What the task asks: The answer must be the complete listing, reproduced exactly.

[Record set Boundary: Start]

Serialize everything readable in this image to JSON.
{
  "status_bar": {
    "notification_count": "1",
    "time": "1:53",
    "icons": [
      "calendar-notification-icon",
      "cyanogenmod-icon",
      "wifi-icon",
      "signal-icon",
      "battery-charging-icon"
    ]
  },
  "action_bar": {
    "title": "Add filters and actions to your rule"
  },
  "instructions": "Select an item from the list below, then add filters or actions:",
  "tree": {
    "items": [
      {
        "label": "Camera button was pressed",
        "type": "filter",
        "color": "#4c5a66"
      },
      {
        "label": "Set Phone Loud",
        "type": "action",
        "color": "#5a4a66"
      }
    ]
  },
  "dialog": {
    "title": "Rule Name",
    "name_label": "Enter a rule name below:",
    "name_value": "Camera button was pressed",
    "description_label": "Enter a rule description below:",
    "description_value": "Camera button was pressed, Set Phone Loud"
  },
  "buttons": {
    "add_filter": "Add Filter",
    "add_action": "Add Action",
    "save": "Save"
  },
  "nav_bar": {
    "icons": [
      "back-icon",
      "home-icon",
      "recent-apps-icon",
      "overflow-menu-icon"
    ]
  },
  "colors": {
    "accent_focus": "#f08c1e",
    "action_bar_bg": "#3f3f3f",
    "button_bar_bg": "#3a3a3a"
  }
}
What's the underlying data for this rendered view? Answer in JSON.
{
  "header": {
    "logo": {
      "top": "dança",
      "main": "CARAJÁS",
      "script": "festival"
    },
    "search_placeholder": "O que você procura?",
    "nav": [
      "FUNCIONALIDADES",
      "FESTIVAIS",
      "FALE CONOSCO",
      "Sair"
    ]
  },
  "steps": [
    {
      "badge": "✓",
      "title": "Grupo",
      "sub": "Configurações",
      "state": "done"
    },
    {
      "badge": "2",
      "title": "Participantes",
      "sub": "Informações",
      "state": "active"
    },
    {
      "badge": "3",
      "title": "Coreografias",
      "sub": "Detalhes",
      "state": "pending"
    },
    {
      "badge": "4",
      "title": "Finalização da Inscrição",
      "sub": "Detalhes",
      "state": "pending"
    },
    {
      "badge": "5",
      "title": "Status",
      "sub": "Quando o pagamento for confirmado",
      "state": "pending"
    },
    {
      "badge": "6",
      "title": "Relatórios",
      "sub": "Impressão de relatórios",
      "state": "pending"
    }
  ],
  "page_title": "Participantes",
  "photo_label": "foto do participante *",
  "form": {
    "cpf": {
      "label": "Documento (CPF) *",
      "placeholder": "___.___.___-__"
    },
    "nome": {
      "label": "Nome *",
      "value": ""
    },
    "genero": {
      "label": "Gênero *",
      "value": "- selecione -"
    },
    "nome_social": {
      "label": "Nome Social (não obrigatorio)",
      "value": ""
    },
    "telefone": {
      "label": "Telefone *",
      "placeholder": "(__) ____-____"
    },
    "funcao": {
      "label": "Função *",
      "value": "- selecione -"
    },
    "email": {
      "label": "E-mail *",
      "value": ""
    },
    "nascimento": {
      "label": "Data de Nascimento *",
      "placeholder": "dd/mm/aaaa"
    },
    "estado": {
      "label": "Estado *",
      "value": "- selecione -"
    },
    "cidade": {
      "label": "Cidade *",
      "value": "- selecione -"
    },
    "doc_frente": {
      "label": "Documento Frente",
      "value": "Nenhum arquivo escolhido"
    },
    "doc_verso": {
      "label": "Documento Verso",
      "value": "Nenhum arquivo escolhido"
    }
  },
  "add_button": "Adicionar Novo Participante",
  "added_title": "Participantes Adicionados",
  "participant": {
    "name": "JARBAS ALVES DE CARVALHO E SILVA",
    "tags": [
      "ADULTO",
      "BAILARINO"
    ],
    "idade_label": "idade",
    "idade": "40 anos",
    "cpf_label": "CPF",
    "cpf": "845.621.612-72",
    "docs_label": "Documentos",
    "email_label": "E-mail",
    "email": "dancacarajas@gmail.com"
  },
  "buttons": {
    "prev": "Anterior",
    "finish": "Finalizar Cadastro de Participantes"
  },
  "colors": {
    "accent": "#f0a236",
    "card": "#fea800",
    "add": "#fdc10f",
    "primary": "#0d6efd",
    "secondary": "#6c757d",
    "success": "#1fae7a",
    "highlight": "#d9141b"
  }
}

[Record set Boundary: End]

Output of the exercise:
Serialize everything readable in this image to JSON.
{
  "status_bar": {
    "notification_count": "1",
    "time": "1:53",
    "icons": [
      "calendar-notification-icon",
      "cyanogenmod-icon",
      "wifi-icon",
      "signal-icon",
      "battery-charging-icon"
    ]
  },
  "action_bar": {
    "title": "Add filters and actions to your rule"
  },
  "instructions": "Select an item from the list below, then add filters or actions:",
  "tree": {
    "items": [
      {
        "label": "Camera button was pressed",
        "type": "filter",
        "color": "#4c5a66"
      },
      {
        "label": "Set Phone Loud",
        "type": "action",
        "color": "#5a4a66"
      }
    ]
  },
  "dialog": {
    "title": "Rule Name",
    "name_label": "Enter a rule name below:",
    "name_value": "Camera button was pressed",
    "description_label": "Enter a rule description below:",
    "description_value": "Camera button was pressed, Set Phone Loud"
  },
  "buttons": {
    "add_filter": "Add Filter",
    "add_action": "Add Action",
    "save": "Save"
  },
  "nav_bar": {
    "icons": [
      "back-icon",
      "home-icon",
      "recent-apps-icon",
      "overflow-menu-icon"
    ]
  },
  "colors": {
    "accent_focus": "#f08c1e",
    "action_bar_bg": "#3f3f3f",
    "button_bar_bg": "#3a3a3a"
  }
}
What's the underlying data for this rendered view? Answer in JSON.
{
  "header": {
    "logo": {
      "top": "dança",
      "main": "CARAJÁS",
      "script": "festival"
    },
    "search_placeholder": "O que você procura?",
    "nav": [
      "FUNCIONALIDADES",
      "FESTIVAIS",
      "FALE CONOSCO",
      "Sair"
    ]
  },
  "steps": [
    {
      "badge": "✓",
      "title": "Grupo",
      "sub": "Configurações",
      "state": "done"
    },
    {
      "badge": "2",
      "title": "Participantes",
      "sub": "Informações",
      "state": "active"
    },
    {
      "badge": "3",
      "title": "Coreografias",
      "sub": "Detalhes",
      "state": "pending"
    },
    {
      "badge": "4",
      "title": "Finalização da Inscrição",
      "sub": "Detalhes",
      "state": "pending"
    },
    {
      "badge": "5",
      "title": "Status",
      "sub": "Quando o pagamento for confirmado",
      "state": "pending"
    },
    {
      "badge": "6",
      "title": "Relatórios",
      "sub": "Impressão de relatórios",
      "state": "pending"
    }
  ],
  "page_title": "Participantes",
  "photo_label": "foto do participante *",
  "form": {
    "cpf": {
      "label": "Documento (CPF) *",
      "placeholder": "___.___.___-__"
    },
    "nome": {
      "label": "Nome *",
      "value": ""
    },
    "genero": {
      "label": "Gênero *",
      "value": "- selecione -"
    },
    "nome_social": {
      "label": "Nome Social (não obrigatorio)",
      "value": ""
    },
    "telefone": {
      "label": "Telefone *",
      "placeholder": "(__) ____-____"
    },
    "funcao": {
      "label": "Função *",
      "value": "- selecione -"
    },
    "email": {
      "label": "E-mail *",
      "value": ""
    },
    "nascimento": {
      "label": "Data de Nascimento *",
      "placeholder": "dd/mm/aaaa"
    },
    "estado": {
      "label": "Estado *",
      "value": "- selecione -"
    },
    "cidade": {
      "label": "Cidade *",
      "value": "- selecione -"
    },
    "doc_frente": {
      "label": "Documento Frente",
      "value": "Nenhum arquivo escolhido"
    },
    "doc_verso": {
      "label": "Documento Verso",
      "value": "Nenhum arquivo escolhido"
    }
  },
  "add_button": "Adicionar Novo Participante",
  "added_title": "Participantes Adicionados",
  "participant": {
    "name": "JARBAS ALVES DE CARVALHO E SILVA",
    "tags": [
      "ADULTO",
      "BAILARINO"
    ],
    "idade_label": "idade",
    "idade": "40 anos",
    "cpf_label": "CPF",
    "cpf": "845.621.612-72",
    "docs_label": "Documentos",
    "email_label": "E-mail",
    "email": "dancacarajas@gmail.com"
  },
  "buttons": {
    "prev": "Anterior",
    "finish": "Finalizar Cadastro de Participantes"
  },
  "colors": {
    "accent": "#f0a236",
    "card": "#fea800",
    "add": "#fdc10f",
    "primary": "#0d6efd",
    "secondary": "#6c757d",
    "success": "#1fae7a",
    "highlight": "#d9141b"
  }
}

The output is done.